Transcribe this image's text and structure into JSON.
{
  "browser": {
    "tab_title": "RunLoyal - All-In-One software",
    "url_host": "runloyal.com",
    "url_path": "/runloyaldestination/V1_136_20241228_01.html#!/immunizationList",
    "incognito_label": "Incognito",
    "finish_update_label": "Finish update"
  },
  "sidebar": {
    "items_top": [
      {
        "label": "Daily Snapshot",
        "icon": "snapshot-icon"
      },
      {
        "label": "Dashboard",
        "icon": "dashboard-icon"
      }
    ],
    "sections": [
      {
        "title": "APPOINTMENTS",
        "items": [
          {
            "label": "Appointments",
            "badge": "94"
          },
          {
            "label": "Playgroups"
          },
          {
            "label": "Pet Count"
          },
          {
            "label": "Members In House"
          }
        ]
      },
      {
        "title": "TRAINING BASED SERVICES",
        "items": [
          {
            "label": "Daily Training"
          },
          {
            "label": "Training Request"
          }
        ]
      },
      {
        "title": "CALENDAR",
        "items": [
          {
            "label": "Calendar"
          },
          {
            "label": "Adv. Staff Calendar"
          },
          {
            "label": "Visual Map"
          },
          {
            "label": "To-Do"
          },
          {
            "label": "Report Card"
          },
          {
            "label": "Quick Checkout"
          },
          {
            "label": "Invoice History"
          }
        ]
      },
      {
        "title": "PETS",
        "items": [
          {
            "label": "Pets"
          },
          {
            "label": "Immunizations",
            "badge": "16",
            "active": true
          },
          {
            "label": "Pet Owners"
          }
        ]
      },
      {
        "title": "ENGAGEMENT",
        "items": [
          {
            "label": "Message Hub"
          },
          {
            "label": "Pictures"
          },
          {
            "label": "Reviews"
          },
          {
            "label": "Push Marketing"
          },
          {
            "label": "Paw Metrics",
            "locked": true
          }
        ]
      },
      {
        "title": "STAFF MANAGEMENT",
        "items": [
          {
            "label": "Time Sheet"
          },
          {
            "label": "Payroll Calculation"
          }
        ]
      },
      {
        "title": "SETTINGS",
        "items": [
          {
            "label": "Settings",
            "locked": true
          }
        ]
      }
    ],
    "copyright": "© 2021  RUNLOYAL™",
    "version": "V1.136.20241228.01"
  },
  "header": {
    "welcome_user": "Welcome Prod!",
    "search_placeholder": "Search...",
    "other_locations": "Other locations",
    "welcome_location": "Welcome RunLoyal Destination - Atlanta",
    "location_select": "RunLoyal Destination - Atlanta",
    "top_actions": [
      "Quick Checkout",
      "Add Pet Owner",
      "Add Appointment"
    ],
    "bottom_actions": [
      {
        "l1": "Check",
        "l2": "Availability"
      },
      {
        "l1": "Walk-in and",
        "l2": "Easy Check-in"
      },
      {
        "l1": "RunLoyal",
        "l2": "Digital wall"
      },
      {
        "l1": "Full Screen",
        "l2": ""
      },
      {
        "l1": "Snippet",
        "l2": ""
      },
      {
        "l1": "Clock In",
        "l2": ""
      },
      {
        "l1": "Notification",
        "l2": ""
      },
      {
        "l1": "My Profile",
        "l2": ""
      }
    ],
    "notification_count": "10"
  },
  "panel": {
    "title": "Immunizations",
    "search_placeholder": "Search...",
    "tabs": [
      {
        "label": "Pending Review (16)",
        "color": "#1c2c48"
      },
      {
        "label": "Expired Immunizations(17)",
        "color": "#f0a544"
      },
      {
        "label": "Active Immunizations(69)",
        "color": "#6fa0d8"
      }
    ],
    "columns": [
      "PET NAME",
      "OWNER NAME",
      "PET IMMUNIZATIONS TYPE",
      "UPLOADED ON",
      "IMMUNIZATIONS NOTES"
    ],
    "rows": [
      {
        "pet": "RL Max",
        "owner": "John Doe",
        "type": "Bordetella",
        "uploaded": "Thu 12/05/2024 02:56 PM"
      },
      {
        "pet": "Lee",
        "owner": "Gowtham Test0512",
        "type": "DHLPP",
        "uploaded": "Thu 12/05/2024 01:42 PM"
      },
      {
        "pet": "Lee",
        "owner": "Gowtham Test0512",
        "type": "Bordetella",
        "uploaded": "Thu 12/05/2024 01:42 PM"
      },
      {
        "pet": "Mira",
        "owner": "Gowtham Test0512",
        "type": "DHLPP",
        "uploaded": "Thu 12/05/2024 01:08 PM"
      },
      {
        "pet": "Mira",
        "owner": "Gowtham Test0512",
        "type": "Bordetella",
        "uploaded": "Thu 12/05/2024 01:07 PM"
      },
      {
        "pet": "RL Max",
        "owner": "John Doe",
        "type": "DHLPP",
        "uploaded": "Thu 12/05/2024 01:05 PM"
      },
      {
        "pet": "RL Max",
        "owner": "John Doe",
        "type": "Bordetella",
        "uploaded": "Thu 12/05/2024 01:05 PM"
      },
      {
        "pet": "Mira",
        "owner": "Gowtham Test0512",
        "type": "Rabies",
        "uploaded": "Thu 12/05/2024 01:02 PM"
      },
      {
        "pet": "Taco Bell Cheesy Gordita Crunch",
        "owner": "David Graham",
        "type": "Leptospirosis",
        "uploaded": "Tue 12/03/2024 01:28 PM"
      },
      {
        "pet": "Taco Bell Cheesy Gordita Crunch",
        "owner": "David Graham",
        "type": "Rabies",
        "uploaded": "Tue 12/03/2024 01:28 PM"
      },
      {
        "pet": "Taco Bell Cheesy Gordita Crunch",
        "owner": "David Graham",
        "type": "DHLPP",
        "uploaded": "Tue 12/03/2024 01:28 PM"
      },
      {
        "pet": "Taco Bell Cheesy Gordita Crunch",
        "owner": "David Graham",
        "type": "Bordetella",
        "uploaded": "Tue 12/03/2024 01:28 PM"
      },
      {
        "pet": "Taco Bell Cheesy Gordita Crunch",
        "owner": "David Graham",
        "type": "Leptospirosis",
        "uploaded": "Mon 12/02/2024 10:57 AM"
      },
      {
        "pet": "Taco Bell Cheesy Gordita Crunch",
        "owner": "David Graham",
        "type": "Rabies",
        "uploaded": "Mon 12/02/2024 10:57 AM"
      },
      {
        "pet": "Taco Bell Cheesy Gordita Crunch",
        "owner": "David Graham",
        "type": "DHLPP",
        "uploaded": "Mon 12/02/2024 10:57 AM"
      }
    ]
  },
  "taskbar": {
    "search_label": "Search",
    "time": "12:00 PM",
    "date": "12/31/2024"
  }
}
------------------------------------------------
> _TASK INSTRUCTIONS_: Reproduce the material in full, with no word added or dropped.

> _ANSWER TO THIS TASK_:
Transcribe this image's text and structure into JSON.
{
  "browser": {
    "tab_title": "RunLoyal - All-In-One software",
    "url_host": "runloyal.com",
    "url_path": "/runloyaldestination/V1_136_20241228_01.html#!/immunizationList",
    "incognito_label": "Incognito",
    "finish_update_label": "Finish update"
  },
  "sidebar": {
    "items_top": [
      {
        "label": "Daily Snapshot",
        "icon": "snapshot-icon"
      },
      {
        "label": "Dashboard",
        "icon": "dashboard-icon"
      }
    ],
    "sections": [
      {
        "title": "APPOINTMENTS",
        "items": [
          {
            "label": "Appointments",
            "badge": "94"
          },
          {
            "label": "Playgroups"
          },
          {
            "label": "Pet Count"
          },
          {
            "label": "Members In House"
          }
        ]
      },
      {
        "title": "TRAINING BASED SERVICES",
        "items": [
          {
            "label": "Daily Training"
          },
          {
            "label": "Training Request"
          }
        ]
      },
      {
        "title": "CALENDAR",
        "items": [
          {
            "label": "Calendar"
          },
          {
            "label": "Adv. Staff Calendar"
          },
          {
            "label": "Visual Map"
          },
          {
            "label": "To-Do"
          },
          {
            "label": "Report Card"
          },
          {
            "label": "Quick Checkout"
          },
          {
            "label": "Invoice History"
          }
        ]
      },
      {
        "title": "PETS",
        "items": [
          {
            "label": "Pets"
          },
          {
            "label": "Immunizations",
            "badge": "16",
            "active": true
          },
          {
            "label": "Pet Owners"
          }
        ]
      },
      {
        "title": "ENGAGEMENT",
        "items": [
          {
            "label": "Message Hub"
          },
          {
            "label": "Pictures"
          },
          {
            "label": "Reviews"
          },
          {
            "label": "Push Marketing"
          },
          {
            "label": "Paw Metrics",
            "locked": true
          }
        ]
      },
      {
        "title": "STAFF MANAGEMENT",
        "items": [
          {
            "label": "Time Sheet"
          },
          {
            "label": "Payroll Calculation"
          }
        ]
      },
      {
        "title": "SETTINGS",
        "items": [
          {
            "label": "Settings",
            "locked": true
          }
        ]
      }
    ],
    "copyright": "© 2021  RUNLOYAL™",
    "version": "V1.136.20241228.01"
  },
  "header": {
    "welcome_user": "Welcome Prod!",
    "search_placeholder": "Search...",
    "other_locations": "Other locations",
    "welcome_location": "Welcome RunLoyal Destination - Atlanta",
    "location_select": "RunLoyal Destination - Atlanta",
    "top_actions": [
      "Quick Checkout",
      "Add Pet Owner",
      "Add Appointment"
    ],
    "bottom_actions": [
      {
        "l1": "Check",
        "l2": "Availability"
      },
      {
        "l1": "Walk-in and",
        "l2": "Easy Check-in"
      },
      {
        "l1": "RunLoyal",
        "l2": "Digital wall"
      },
      {
        "l1": "Full Screen",
        "l2": ""
      },
      {
        "l1": "Snippet",
        "l2": ""
      },
      {
        "l1": "Clock In",
        "l2": ""
      },
      {
        "l1": "Notification",
        "l2": ""
      },
      {
        "l1": "My Profile",
        "l2": ""
      }
    ],
    "notification_count": "10"
  },
  "panel": {
    "title": "Immunizations",
    "search_placeholder": "Search...",
    "tabs": [
      {
        "label": "Pending Review (16)",
        "color": "#1c2c48"
      },
      {
        "label": "Expired Immunizations(17)",
        "color": "#f0a544"
      },
      {
        "label": "Active Immunizations(69)",
        "color": "#6fa0d8"
      }
    ],
    "columns": [
      "PET NAME",
      "OWNER NAME",
      "PET IMMUNIZATIONS TYPE",
      "UPLOADED ON",
      "IMMUNIZATIONS NOTES"
    ],
    "rows": [
      {
        "pet": "RL Max",
        "owner": "John Doe",
        "type": "Bordetella",
        "uploaded": "Thu 12/05/2024 02:56 PM"
      },
      {
        "pet": "Lee",
        "owner": "Gowtham Test0512",
        "type": "DHLPP",
        "uploaded": "Thu 12/05/2024 01:42 PM"
      },
      {
        "pet": "Lee",
        "owner": "Gowtham Test0512",
        "type": "Bordetella",
        "uploaded": "Thu 12/05/2024 01:42 PM"
      },
      {
        "pet": "Mira",
        "owner": "Gowtham Test0512",
        "type": "DHLPP",
        "uploaded": "Thu 12/05/2024 01:08 PM"
      },
      {
        "pet": "Mira",
        "owner": "Gowtham Test0512",
        "type": "Bordetella",
        "uploaded": "Thu 12/05/2024 01:07 PM"
      },
      {
        "pet": "RL Max",
        "owner": "John Doe",
        "type": "DHLPP",
        "uploaded": "Thu 12/05/2024 01:05 PM"
      },
      {
        "pet": "RL Max",
        "owner": "John Doe",
        "type": "Bordetella",
        "uploaded": "Thu 12/05/2024 01:05 PM"
      },
      {
        "pet": "Mira",
        "owner": "Gowtham Test0512",
        "type": "Rabies",
        "uploaded": "Thu 12/05/2024 01:02 PM"
      },
      {
        "pet": "Taco Bell Cheesy Gordita Crunch",
        "owner": "David Graham",
        "type": "Leptospirosis",
        "uploaded": "Tue 12/03/2024 01:28 PM"
      },
      {
        "pet": "Taco Bell Cheesy Gordita Crunch",
        "owner": "David Graham",
        "type": "Rabies",
        "uploaded": "Tue 12/03/2024 01:28 PM"
      },
      {
        "pet": "Taco Bell Cheesy Gordita Crunch",
        "owner": "David Graham",
        "type": "DHLPP",
        "uploaded": "Tue 12/03/2024 01:28 PM"
      },
      {
        "pet": "Taco Bell Cheesy Gordita Crunch",
        "owner": "David Graham",
        "type": "Bordetella",
        "uploaded": "Tue 12/03/2024 01:28 PM"
      },
      {
        "pet": "Taco Bell Cheesy Gordita Crunch",
        "owner": "David Graham",
        "type": "Leptospirosis",
        "uploaded": "Mon 12/02/2024 10:57 AM"
      },
      {
        "pet": "Taco Bell Cheesy Gordita Crunch",
        "owner": "David Graham",
        "type": "Rabies",
        "uploaded": "Mon 12/02/2024 10:57 AM"
      },
      {
        "pet": "Taco Bell Cheesy Gordita Crunch",
        "owner": "David Graham",
        "type": "DHLPP",
        "uploaded": "Mon 12/02/2024 10:57 AM"
      }
    ]
  },
  "taskbar": {
    "search_label": "Search",
    "time": "12:00 PM",
    "date": "12/31/2024"
  }
}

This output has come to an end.